Autumn means planting fall bulbs and cleaning the gardensPublished 9:20am Saturday, October 6, 2012
Column: Carol Hegel Lang, Serendipity Gardens
A sure sign that fall is on the way are the shorter days and cooler temperatures; although as I sit here writing this it is in the mid-80s and quite humid this day after Labor Day. We have already made one trip to the apple orchards and brought home several sacks of our favorite sweet tango apples and soon we’ll be looking for pumpkins to decorate.
It’s hard for me to pick a favorite season because each one is so special, but I love the colors and smells of fall. When we were first married we would visit my folks after my dad had raked a huge pile of leaves for a bonfire, which was back in the days when you could still burn leaves. The kids would roast marshmallows for s’mores, and my brother’s kids raised pumpkins to sell so they would bring some of the decorated ones and put on the picnic table where we all sat enjoying the bonfire. Such wonderful memories of bygone days and family traditions, and I still can’t believe how quickly those years went by us.
My mom would make apple pies and a favorite of my husband’s was her apple dumplings with hard sauce, which he really loved. She would also make apple butter to give us as Christmas gifts along with beet pickles and knitted pot holders. Fall for my mom was a very busy time with canning fruits and vegetables and she would always have a big pan of cinnamon rolls baked when we visited them. Maybe this is why the fall season seems so special with all of the memories it holds of those days and the special people.
Once the temperatures cool down I will start cleaning up the gardens, getting rid of all the dead foliage so as not to leave any pests in the garden for the next growing season. I have already been pulling the dead foliage away from the daylilies and putting that into the compost bins and even pulled out some of the cosmos that were downed last week when it was so very windy.
I have placed my orders for fall bulbs that should arrive around the end of September but I can’t plant them until the ground temperature is below 60 degrees so that they don’t start growing. Normally I don’t plant tulips because the squirrels always seem to dig up the bulbs, but this year I did order some Angelique tulips, so I guess we will see how many of them will actually be left to bloom next spring.
As soon as the seed heads dry up I will be collecting seeds for next spring’s gardens. The marigolds that I have collected seeds from over the past eight years have really done well for me and everyone always remarks about the pretty color of the blooms and the healthy foliage. The original seeds were given to me by my dentist, and every time I plant them I am so appreciative for the seeds. They really have done well and make such a lovely border around the small cutting garden.
With the dry spring and summer we had I am wondering what the colors will be like this fall. Many of the leaves of the trees in my yard have already started to dry up and fall to the ground. I have been trying to keep all of the trees that have only been in the ground about five years or less well watered. Usually the Japanese maple will turn a bright crimson, but it sure doesn’t look like I will have that bright color this year. The pagoda dogwood is another tree with brilliant fall foliage in shades of deep burgundy but so far the leaves on this tree aren’t drying up.
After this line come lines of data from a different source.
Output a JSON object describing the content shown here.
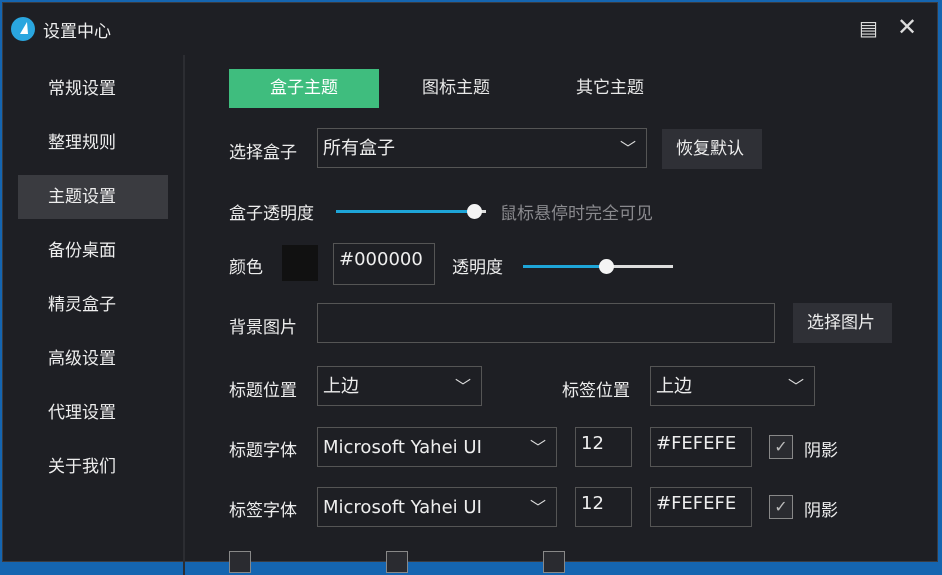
{
  "window": {
    "title": "设置中心",
    "icons": [
      "app-logo",
      "message-icon",
      "close-icon"
    ]
  },
  "sidebar": {
    "items": [
      {
        "label": "常规设置"
      },
      {
        "label": "整理规则"
      },
      {
        "label": "主题设置",
        "selected": true
      },
      {
        "label": "备份桌面"
      },
      {
        "label": "精灵盒子"
      },
      {
        "label": "高级设置"
      },
      {
        "label": "代理设置"
      },
      {
        "label": "关于我们"
      }
    ]
  },
  "tabs": [
    {
      "label": "盒子主题",
      "selected": true
    },
    {
      "label": "图标主题"
    },
    {
      "label": "其它主题"
    }
  ],
  "form": {
    "select_box_label": "选择盒子",
    "select_box_value": "所有盒子",
    "restore_default": "恢复默认",
    "box_opacity_label": "盒子透明度",
    "box_opacity_value": 1.0,
    "hover_visible_label": "鼠标悬停时完全可见",
    "color_label": "颜色",
    "color_value": "#000000",
    "color_swatch": "#111111",
    "opacity_label": "透明度",
    "opacity_value": 0.55,
    "bg_image_label": "背景图片",
    "bg_image_value": "",
    "choose_image": "选择图片",
    "title_pos_label": "标题位置",
    "title_pos_value": "上边",
    "tag_pos_label": "标签位置",
    "tag_pos_value": "上边",
    "title_font_label": "标题字体",
    "title_font_value": "Microsoft Yahei UI",
    "title_font_size": "12",
    "title_font_color": "#FEFEFE",
    "title_shadow_label": "阴影",
    "title_shadow_checked": true,
    "tag_font_label": "标签字体",
    "tag_font_value": "Microsoft Yahei UI",
    "tag_font_size": "12",
    "tag_font_color": "#FEFEFE",
    "tag_shadow_label": "阴影",
    "tag_shadow_checked": true
  },
  "colors": {
    "accent": "#3fbd7e",
    "slider": "#1ea5d8",
    "background": "#1e1f24"
  }
}
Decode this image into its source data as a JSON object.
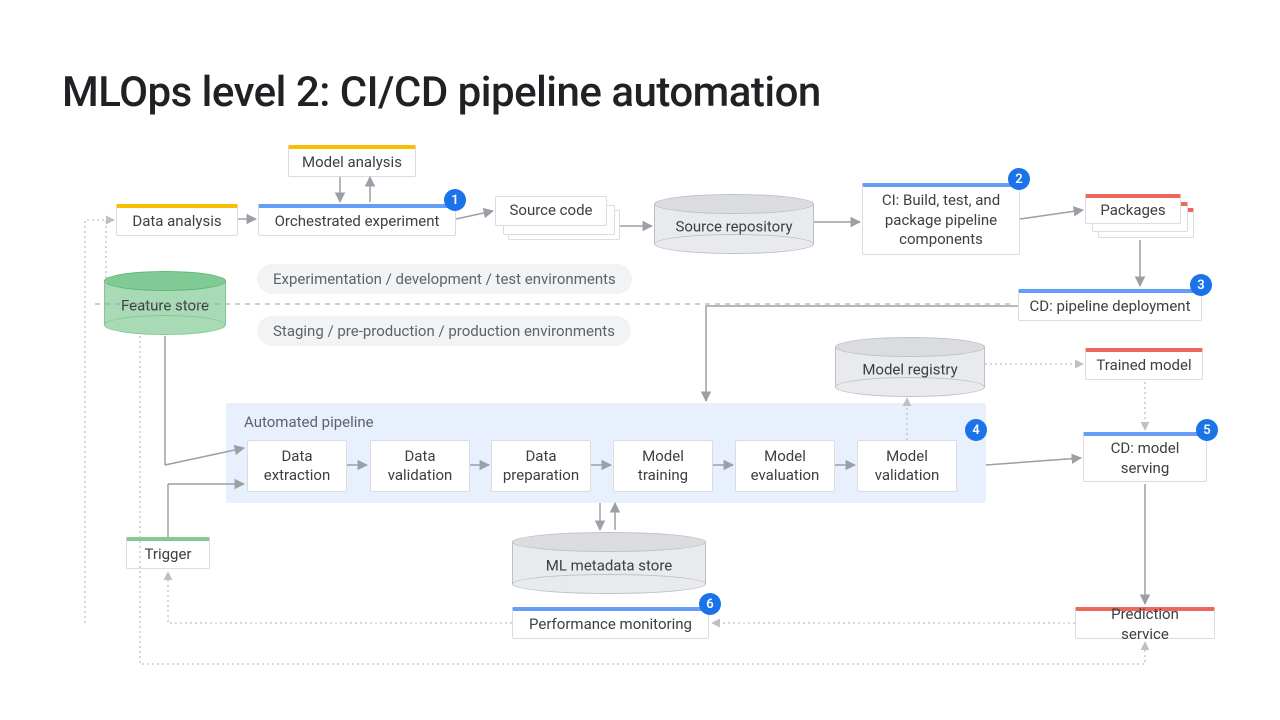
{
  "title": "MLOps level 2: CI/CD pipeline automation",
  "env_upper": "Experimentation / development / test environments",
  "env_lower": "Staging / pre-production / production environments",
  "auto_pipeline_title": "Automated pipeline",
  "nodes": {
    "data_analysis": "Data analysis",
    "model_analysis": "Model analysis",
    "orchestrated_experiment": "Orchestrated experiment",
    "source_code": "Source code",
    "source_repo": "Source repository",
    "ci_build": "CI: Build, test, and package pipeline components",
    "packages": "Packages",
    "cd_pipeline": "CD: pipeline deployment",
    "feature_store": "Feature store",
    "trigger": "Trigger",
    "model_registry": "Model registry",
    "trained_model": "Trained model",
    "cd_serving": "CD: model serving",
    "ml_metadata": "ML metadata store",
    "perf_monitoring": "Performance monitoring",
    "prediction_service": "Prediction service"
  },
  "stages": {
    "s1": "Data extraction",
    "s2": "Data validation",
    "s3": "Data preparation",
    "s4": "Model training",
    "s5": "Model evaluation",
    "s6": "Model validation"
  },
  "badges": {
    "b1": "1",
    "b2": "2",
    "b3": "3",
    "b4": "4",
    "b5": "5",
    "b6": "6"
  }
}
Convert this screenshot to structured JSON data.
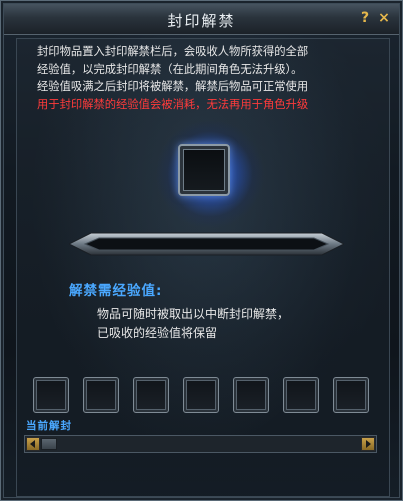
{
  "window": {
    "title": "封印解禁",
    "help_symbol": "?",
    "close_symbol": "×"
  },
  "description": {
    "line1": "封印物品置入封印解禁栏后，会吸收人物所获得的全部",
    "line2": "经验值，以完成封印解禁（在此期间角色无法升级）。",
    "line3": "经验值吸满之后封印将被解禁，解禁后物品可正常使用",
    "line4_warning": "用于封印解禁的经验值会被消耗，无法再用于角色升级"
  },
  "exp_progress": {
    "fill_fraction": 0.0
  },
  "required_exp": {
    "label": "解禁需经验值:",
    "value": ""
  },
  "note": {
    "line1": "物品可随时被取出以中断封印解禁，",
    "line2": "已吸收的经验值将保留"
  },
  "queue": {
    "slot_count": 7,
    "current_label": "当前解封"
  },
  "colors": {
    "accent_blue": "#4aa8ff",
    "warning_red": "#ff3b3b",
    "glow": "#3d7dff"
  }
}
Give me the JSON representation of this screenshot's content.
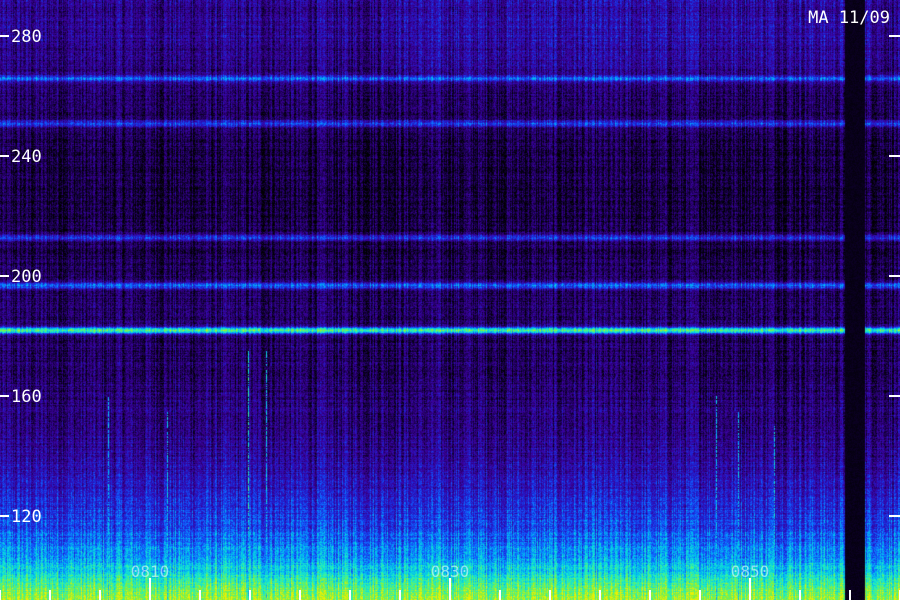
{
  "chart_data": {
    "type": "heatmap",
    "title": "MA 11/09",
    "ylabel": "",
    "xlabel": "",
    "ylim": [
      92,
      292
    ],
    "y_ticks": [
      {
        "value": 280,
        "label": "280"
      },
      {
        "value": 240,
        "label": "240"
      },
      {
        "value": 200,
        "label": "200"
      },
      {
        "value": 160,
        "label": "160"
      },
      {
        "value": 120,
        "label": "120"
      }
    ],
    "x_tick_labels": [
      "0810",
      "0830",
      "0850"
    ],
    "colormap": [
      "#000000",
      "#1a0050",
      "#3a0098",
      "#2020d0",
      "#1060ff",
      "#00c0f0",
      "#20f0c0",
      "#80f040",
      "#f0f000"
    ],
    "horizontal_bands": [
      {
        "y": 182,
        "intensity": 0.62
      },
      {
        "y": 197,
        "intensity": 0.35
      },
      {
        "y": 213,
        "intensity": 0.3
      },
      {
        "y": 251,
        "intensity": 0.28
      },
      {
        "y": 266,
        "intensity": 0.3
      }
    ],
    "vertical_spikes": [
      {
        "x": 0.275,
        "y_top": 175,
        "intensity": 0.7
      },
      {
        "x": 0.295,
        "y_top": 175,
        "intensity": 0.5
      },
      {
        "x": 0.185,
        "y_top": 155,
        "intensity": 0.45
      },
      {
        "x": 0.12,
        "y_top": 160,
        "intensity": 0.4
      },
      {
        "x": 0.795,
        "y_top": 160,
        "intensity": 0.45
      },
      {
        "x": 0.86,
        "y_top": 150,
        "intensity": 0.5
      },
      {
        "x": 0.82,
        "y_top": 155,
        "intensity": 0.4
      }
    ],
    "data_gap": {
      "x_start": 0.938,
      "x_end": 0.96
    }
  },
  "colors": {
    "axis": "#ffffff",
    "title": "#ffffff",
    "background": "#000000"
  }
}
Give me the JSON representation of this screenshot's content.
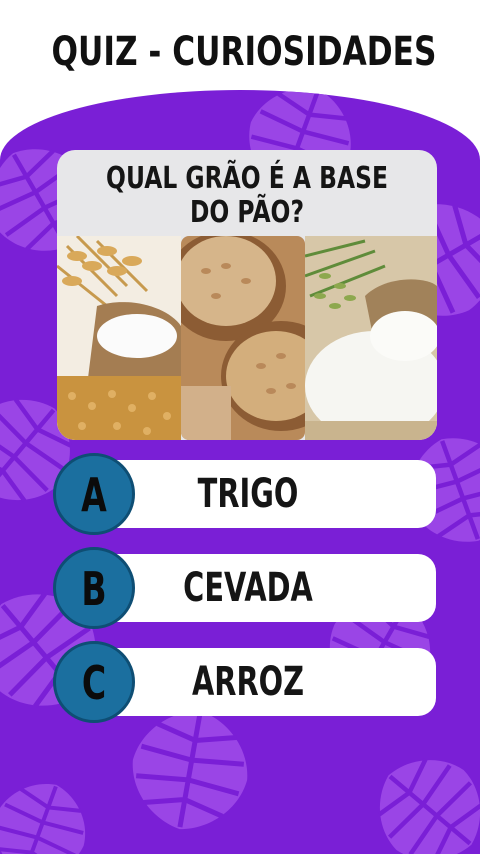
{
  "title": "QUIZ - CURIOSIDADES",
  "question": {
    "line1": "QUAL GRÃO É A BASE",
    "line2": "DO PÃO?"
  },
  "images": [
    {
      "name": "wheat-and-flour-photo"
    },
    {
      "name": "barley-grains-photo"
    },
    {
      "name": "rice-photo"
    }
  ],
  "options": [
    {
      "letter": "A",
      "label": "TRIGO"
    },
    {
      "letter": "B",
      "label": "CEVADA"
    },
    {
      "letter": "C",
      "label": "ARROZ"
    }
  ],
  "colors": {
    "background_purple": "#7a1fd6",
    "leaf_purple": "#9a45e6",
    "badge_blue": "#1b6f9f",
    "card_gray": "#e7e7e9"
  }
}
Don’t you just love to take a drive over to the river in the fall and see the lovely colors in the various shades of yellow, orange, red, brown and burgundy? We like to make a day of it and drive along the Mississippi River, pick up more apples at the orchards and stop and have lunch somewhere along the route.
We also look forward to my husband’s Nelson family reunion in Mora the fourth weekend in September. It has been named Heritage Days, and the reunion has been held for many years on the Nelson family farm. About 150 to 200 of us gather for the weekend of festivities on the farm, which also has its own pioneer village. The tractor parade last year had 52 vintage tractors, the ladies had a tea complete with a quilt show and the kids get to do many fun activities also. The two steam engines were the highlight for many people as they threshed the oats bringing back many memories of their times on the farm. Feeding that many people for breakfast, lunch and dinner as well as morning and afternoon coffee is no easy task. Luckily Gladys is a very organized person, and we use the same menu every year so that we all know what to bring. What could be better than great food, beautiful scenery and the love of family?
“The foliage has been losing its freshness through the month of August, and here and there a yellow leaf shows itself like the first gray hair amidst the locks of a beauty who has seen one season too many.” — Oliver Wendell Holmes
Carol Hegel Lang is an Albert Lea resident and local green thumb. Her email is firstname.lastname@example.org.